WORK ORDER:
Retype each record exactly.

☆ ☆ ☆ ☆

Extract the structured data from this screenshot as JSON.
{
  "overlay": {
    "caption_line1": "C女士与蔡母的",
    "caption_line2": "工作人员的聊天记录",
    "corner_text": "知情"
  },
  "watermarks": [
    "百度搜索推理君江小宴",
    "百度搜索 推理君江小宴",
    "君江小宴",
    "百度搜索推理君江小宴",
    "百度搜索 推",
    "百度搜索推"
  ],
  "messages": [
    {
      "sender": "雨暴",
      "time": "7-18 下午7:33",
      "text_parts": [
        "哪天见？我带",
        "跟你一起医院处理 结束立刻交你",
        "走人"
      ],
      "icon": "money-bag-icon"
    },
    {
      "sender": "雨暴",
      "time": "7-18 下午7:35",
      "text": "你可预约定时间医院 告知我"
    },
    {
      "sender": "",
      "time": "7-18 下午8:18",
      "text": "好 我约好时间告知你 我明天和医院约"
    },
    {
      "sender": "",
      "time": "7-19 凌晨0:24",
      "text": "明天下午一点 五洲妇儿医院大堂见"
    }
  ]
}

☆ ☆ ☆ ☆

PROBLEM SOLUTION:
Extract the structured data from this screenshot as JSON.
{
  "overlay": {
    "caption_line1": "C女士与蔡母的",
    "caption_line2": "工作人员的聊天记录",
    "corner_text": "知情"
  },
  "watermarks": [
    "百度搜索推理君江小宴",
    "百度搜索 推理君江小宴",
    "君江小宴",
    "百度搜索推理君江小宴",
    "百度搜索 推",
    "百度搜索推"
  ],
  "messages": [
    {
      "sender": "雨暴",
      "time": "7-18 下午7:33",
      "text_parts": [
        "哪天见？我带",
        "跟你一起医院处理 结束立刻交你",
        "走人"
      ],
      "icon": "money-bag-icon"
    },
    {
      "sender": "雨暴",
      "time": "7-18 下午7:35",
      "text": "你可预约定时间医院 告知我"
    },
    {
      "sender": "",
      "time": "7-18 下午8:18",
      "text": "好 我约好时间告知你 我明天和医院约"
    },
    {
      "sender": "",
      "time": "7-19 凌晨0:24",
      "text": "明天下午一点 五洲妇儿医院大堂见"
    }
  ]
}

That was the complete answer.